The team, which also includes Darryl Folz and Joe Harris, exchanges videos back and forth to share the progress of changes made to engines.

What occurred next was a symphony to the ears and eyes. A gradual change in rpm, provided at Kevin’s urging, made the engine transition from the familiar “whomp-whomp” of an idling Pro Stock into a momentary fury of sonic joy. That, combined with watching the horsepower escalate on the dyno control center as the load increased, opened a world that few see and even fewer have the opportunity to control. The vital instruments of power - turbocharger, injection pump, and engine - that had been leading the dance found the moment where the dyno would not allow them to lead any further. Peak horsepower, at least for this moment and set up, had been reached.

Following a cool down and shutting the dyno and its support systems off, a survey of the numbers began. At the heart of this pass and the one before it in the day was finding the “sweet spot” for the fuel injectors in preparation to mount and test a brand-new turbocharger (ironically, the turbocharger awarded to the Championship Tractor Pull Pro Stock Grand Champion by Wimer Fuel Injection and Turbo).

Demonstrating the joy of discovery that comes to Masterson with the dyno process, he offered with a subtle grin, “We normally see our best number on the first dyno pull of the day. This pass was better. Heat kills power.”

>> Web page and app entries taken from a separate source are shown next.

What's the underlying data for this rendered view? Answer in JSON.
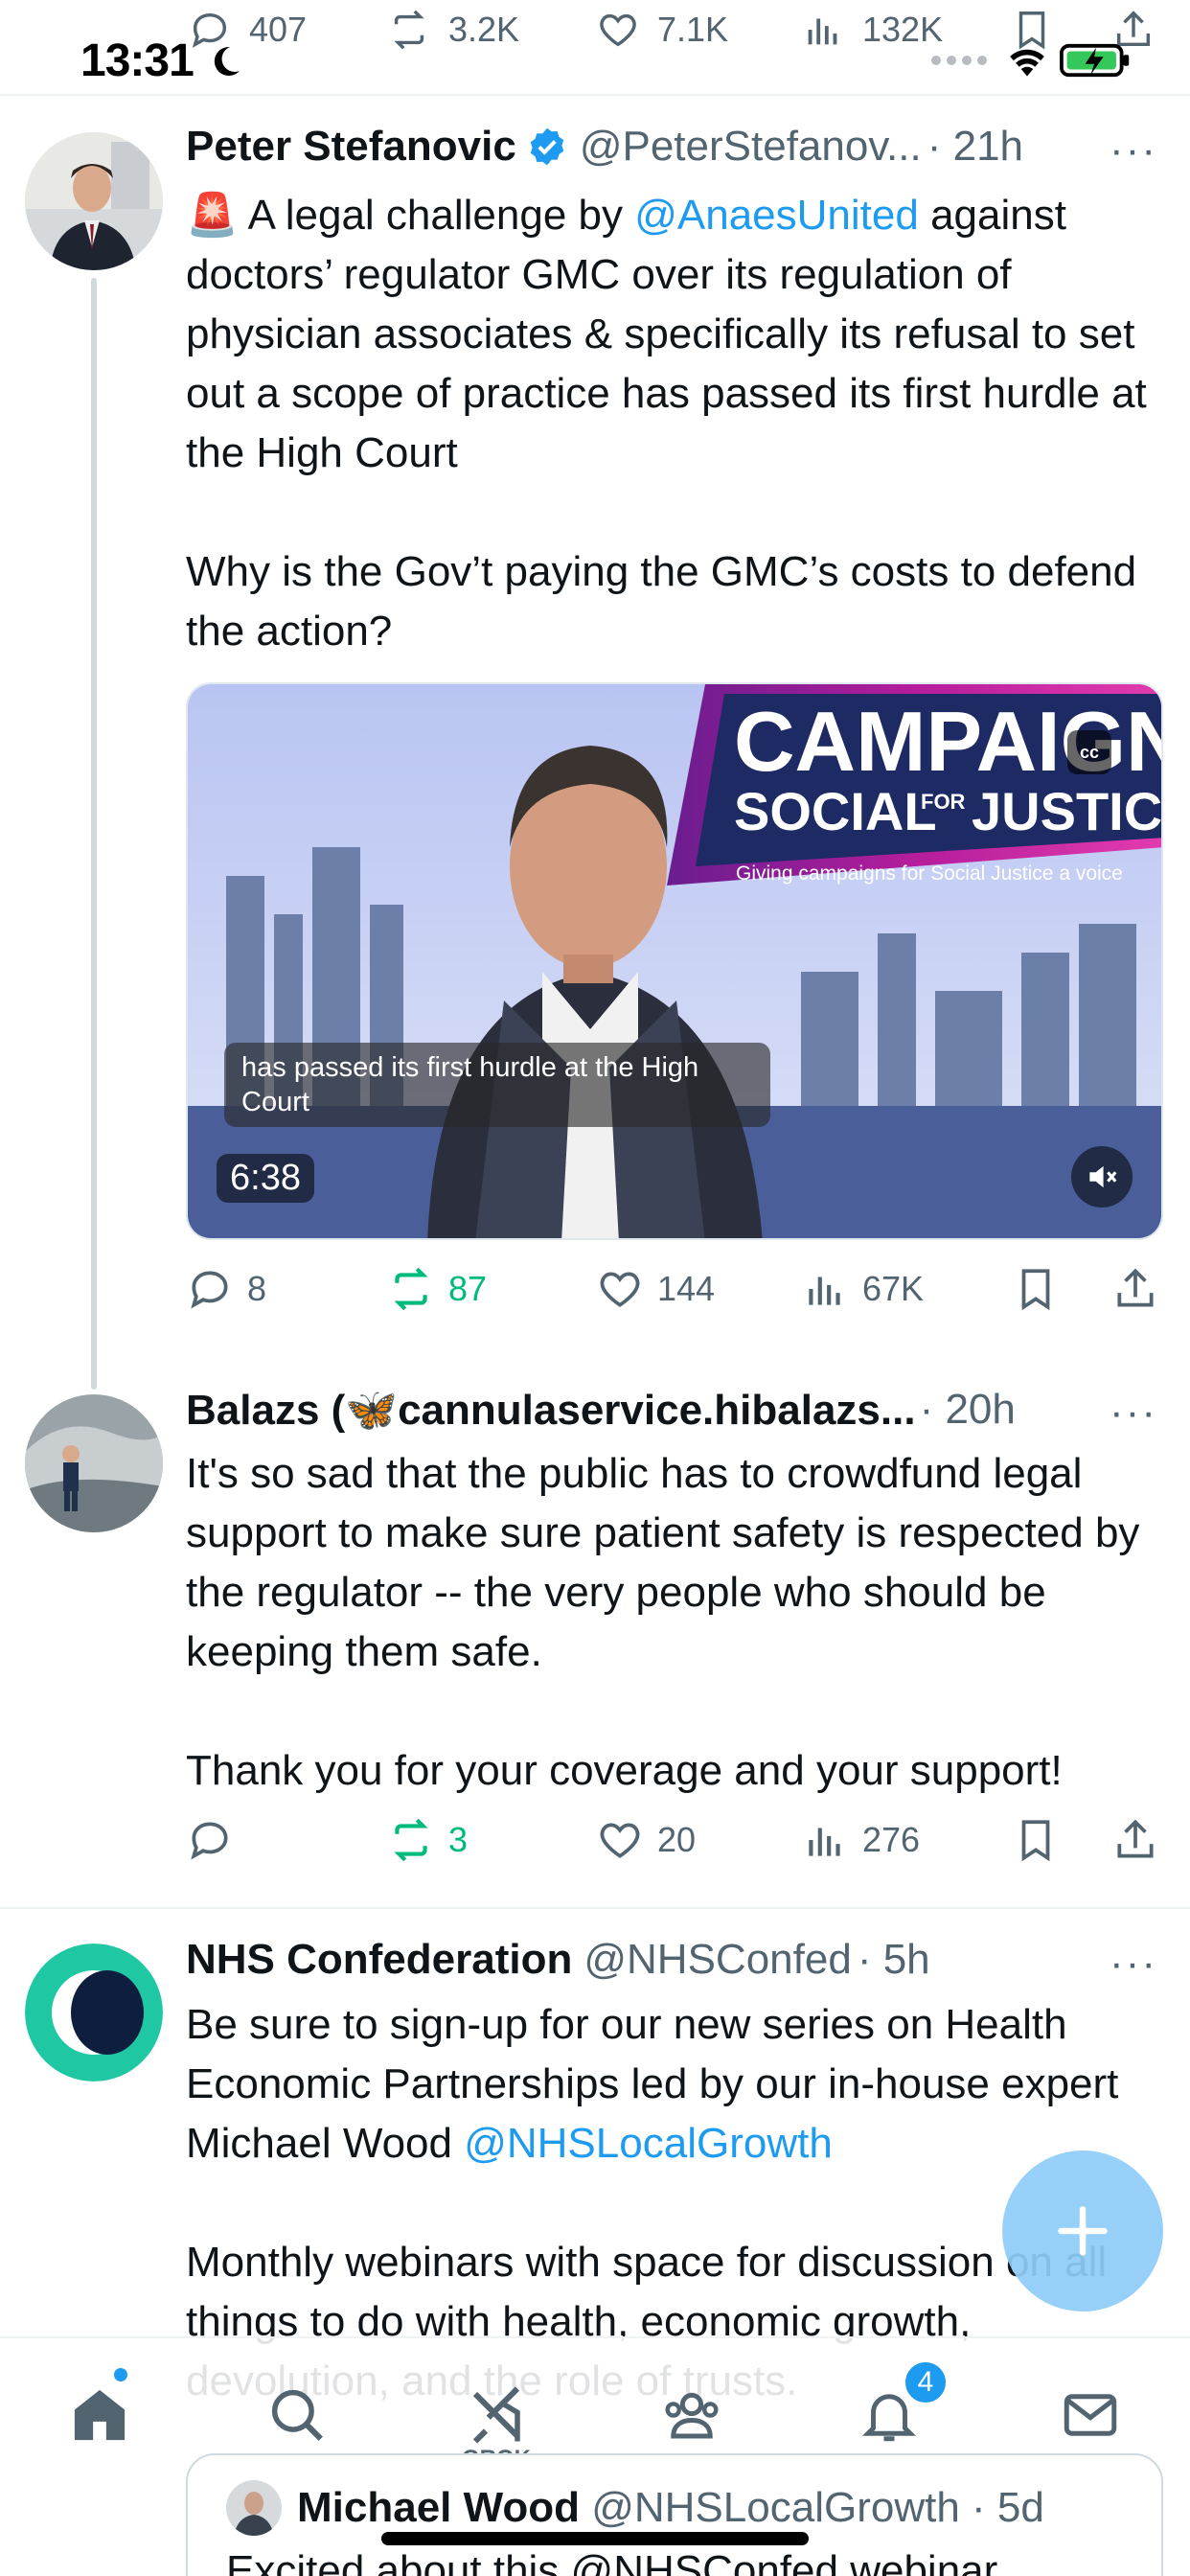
{
  "status_bar": {
    "time": "13:31"
  },
  "top_actions": {
    "replies": "407",
    "reposts": "3.2K",
    "likes": "7.1K",
    "views": "132K"
  },
  "tweets": [
    {
      "name": "Peter Stefanovic",
      "handle": "@PeterStefanov...",
      "time": "· 21h",
      "text_before_link": "🚨 A legal challenge by ",
      "link": "@AnaesUnited",
      "text_after_link": " against doctors’ regulator GMC over its regulation of physician associates & specifically its refusal to set out a scope of practice has passed its first hurdle at the High Court\n\nWhy is the Gov’t paying the GMC’s costs to defend the action?",
      "video": {
        "caption": "has passed its first hurdle at the High Court",
        "duration": "6:38",
        "banner_line1": "CAMPAIGN",
        "banner_line2": "SOCIAL",
        "banner_for": "FOR",
        "banner_line3": "JUSTICE",
        "banner_tagline": "Giving campaigns for Social Justice a voice",
        "cc_label": "cc"
      },
      "replies": "8",
      "reposts": "87",
      "likes": "144",
      "views": "67K"
    },
    {
      "name": "Balazs (🦋cannulaservice.hibalazs...",
      "handle": "",
      "time": "· 20h",
      "text": "It's so sad that the public has to crowdfund legal support to make sure patient safety is respected by the regulator -- the very people who should be keeping them safe.\n\nThank you for your coverage and your support!",
      "replies": "",
      "reposts": "3",
      "likes": "20",
      "views": "276"
    },
    {
      "name": "NHS Confederation",
      "handle": "@NHSConfed",
      "time": "· 5h",
      "text_before_link": "Be sure to sign-up for our new series on Health Economic Partnerships led by our in-house expert Michael Wood ",
      "link": "@NHSLocalGrowth",
      "text_after_link": "\n\nMonthly webinars with space for discussion on all things to do with health, economic growth, devolution, and the role of trusts.",
      "quoted": {
        "name": "Michael Wood",
        "handle": "@NHSLocalGrowth",
        "time": "· 5d",
        "text": "Excited about this @NHSConfed webinar"
      }
    }
  ],
  "bottom_nav": {
    "grok_label": "GROK",
    "notifications_badge": "4"
  },
  "more_label": "···",
  "colors": {
    "accent": "#1d9bf0",
    "repost_active": "#00ba7c",
    "secondary_text": "#536471"
  }
}
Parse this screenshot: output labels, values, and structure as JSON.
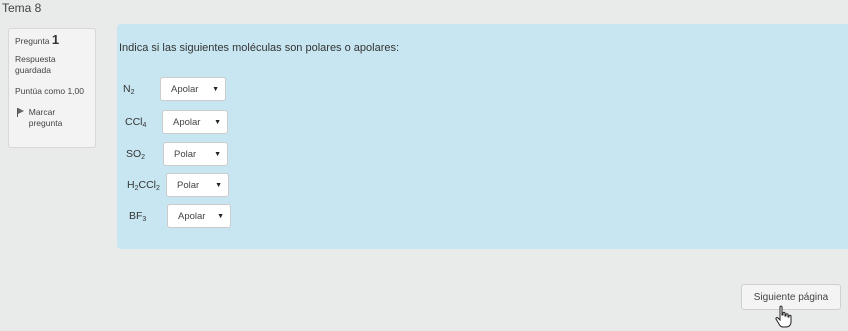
{
  "page": {
    "title": "Tema 8"
  },
  "question_info": {
    "label": "Pregunta",
    "number": "1",
    "state": "Respuesta guardada",
    "grade": "Puntúa como 1,00",
    "flag_label": "Marcar pregunta"
  },
  "question": {
    "prompt": "Indica si las siguientes moléculas son polares o apolares:",
    "items": [
      {
        "formula": [
          [
            "N",
            ""
          ],
          [
            "2",
            "sub"
          ]
        ],
        "answer": "Apolar"
      },
      {
        "formula": [
          [
            "CCl",
            ""
          ],
          [
            "4",
            "sub"
          ]
        ],
        "answer": "Apolar"
      },
      {
        "formula": [
          [
            "SO",
            ""
          ],
          [
            "2",
            "sub"
          ]
        ],
        "answer": "Polar"
      },
      {
        "formula": [
          [
            "H",
            ""
          ],
          [
            "2",
            "sub"
          ],
          [
            "CCl",
            ""
          ],
          [
            "2",
            "sub"
          ]
        ],
        "answer": "Polar"
      },
      {
        "formula": [
          [
            "BF",
            ""
          ],
          [
            "3",
            "sub"
          ]
        ],
        "answer": "Apolar"
      }
    ]
  },
  "navigation": {
    "next_label": "Siguiente página"
  },
  "icons": {
    "caret": "caret-down-icon",
    "flag": "flag-icon",
    "cursor": "hand-cursor-icon"
  },
  "colors": {
    "content_bg": "#c7e6f1",
    "page_bg": "#e9eaea"
  }
}
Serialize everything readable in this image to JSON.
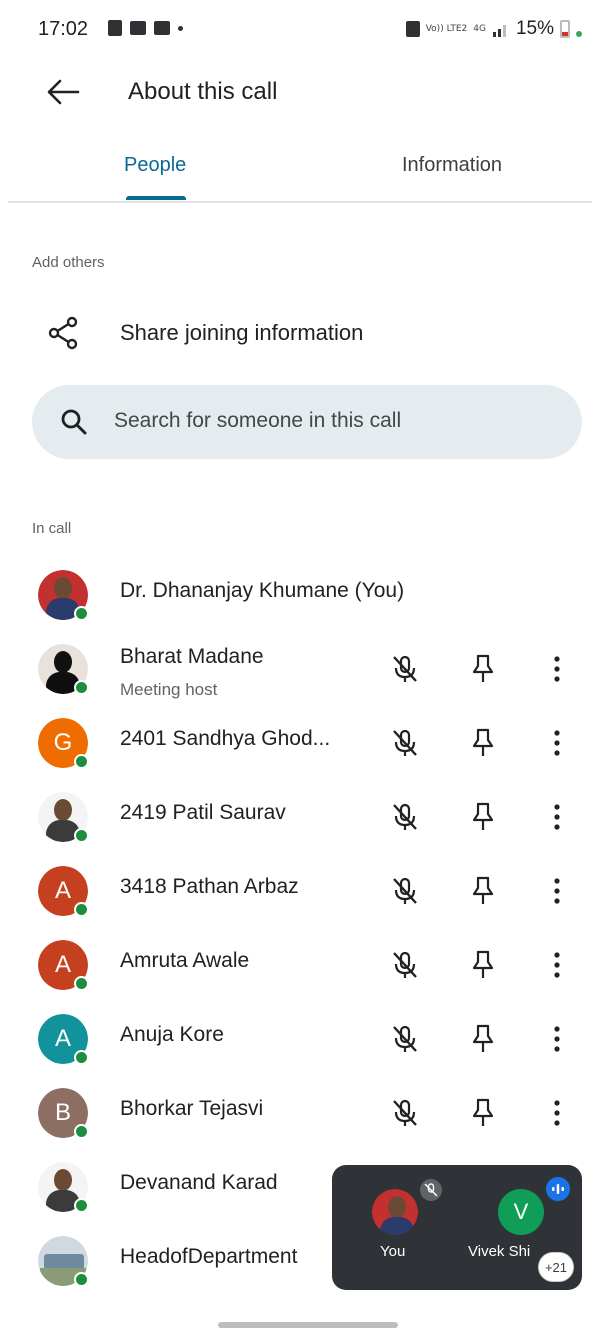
{
  "status_bar": {
    "time": "17:02",
    "network_label": "Vo)) LTE2",
    "network_type": "4G",
    "battery_percent": "15%",
    "colors": {
      "battery_low": "#d93025",
      "charging": "#34a853"
    }
  },
  "app_bar": {
    "title": "About this call",
    "back_icon": "arrow-left-icon"
  },
  "tabs": [
    {
      "label": "People",
      "selected": true
    },
    {
      "label": "Information",
      "selected": false
    }
  ],
  "add_others": {
    "section_label": "Add others",
    "share_label": "Share joining information",
    "share_icon": "share-icon"
  },
  "search": {
    "placeholder": "Search for someone in this call",
    "icon": "search-icon"
  },
  "in_call": {
    "section_label": "In call",
    "people": [
      {
        "name": "Dr. Dhananjay Khumane (You)",
        "subtitle": "",
        "avatar_type": "photo",
        "is_self": true
      },
      {
        "name": "Bharat Madane",
        "subtitle": "Meeting host",
        "avatar_type": "photo",
        "is_self": false
      },
      {
        "name": "2401 Sandhya Ghod...",
        "subtitle": "",
        "avatar_type": "letter",
        "letter": "G",
        "color": "#ef6c00",
        "is_self": false
      },
      {
        "name": "2419 Patil Saurav",
        "subtitle": "",
        "avatar_type": "photo",
        "is_self": false
      },
      {
        "name": "3418 Pathan Arbaz",
        "subtitle": "",
        "avatar_type": "letter",
        "letter": "A",
        "color": "#c5401f",
        "is_self": false
      },
      {
        "name": "Amruta Awale",
        "subtitle": "",
        "avatar_type": "letter",
        "letter": "A",
        "color": "#c5401f",
        "is_self": false
      },
      {
        "name": "Anuja Kore",
        "subtitle": "",
        "avatar_type": "letter",
        "letter": "A",
        "color": "#12929a",
        "is_self": false
      },
      {
        "name": "Bhorkar Tejasvi",
        "subtitle": "",
        "avatar_type": "letter",
        "letter": "B",
        "color": "#8d6e63",
        "is_self": false
      },
      {
        "name": "Devanand Karad",
        "subtitle": "",
        "avatar_type": "photo",
        "is_self": false
      },
      {
        "name": "HeadofDepartment",
        "subtitle": "",
        "avatar_type": "photo",
        "is_self": false
      }
    ],
    "row_icons": [
      "mic-off-icon",
      "pin-icon",
      "more-vert-icon"
    ]
  },
  "pip": {
    "you_label": "You",
    "other_letter": "V",
    "other_label": "Vivek Shi",
    "more_count": "+21",
    "colors": {
      "background": "#2f3236",
      "other_avatar": "#0f9d58",
      "speaking": "#1a73e8"
    }
  },
  "colors": {
    "accent": "#0b6a8f",
    "search_bg": "#e4ecf0",
    "online": "#1e8e3e"
  }
}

Masterson is quick to credit Jed Pettus with helping him set up the dyno. Pettus and his teammate Russell Counce have a dyno in Lawrenceburg, Tennessee, and serve a host of pullers. Over time, Kevin has gained customers for dyno time, and following harvest, there’s a steady stream of engines coming in and out of the shop, with their owners looking for power and diagnosis of problems. While Kevin is humble about his ability as a tuner, from the engine and into the chassis and driveline, Gentry confided, “I’ve been helping (the Mastersons) since 2019…it’s been an eye-opening experience what I’ve learned from Kevin in that time.”

In the end, a 13-second pass down the track is the result of long hours spent studying, learning, and discovering in a shop in Southern Indiana. Those long hours have translated into not only the 2023 Grand Champion Title but also top honors on the Pro Pulling League Champions Tour.

It's a continuation of a legacy in the House(s) that Don Masterson built, with the intention in Kevin's and team's hearts to expand on it.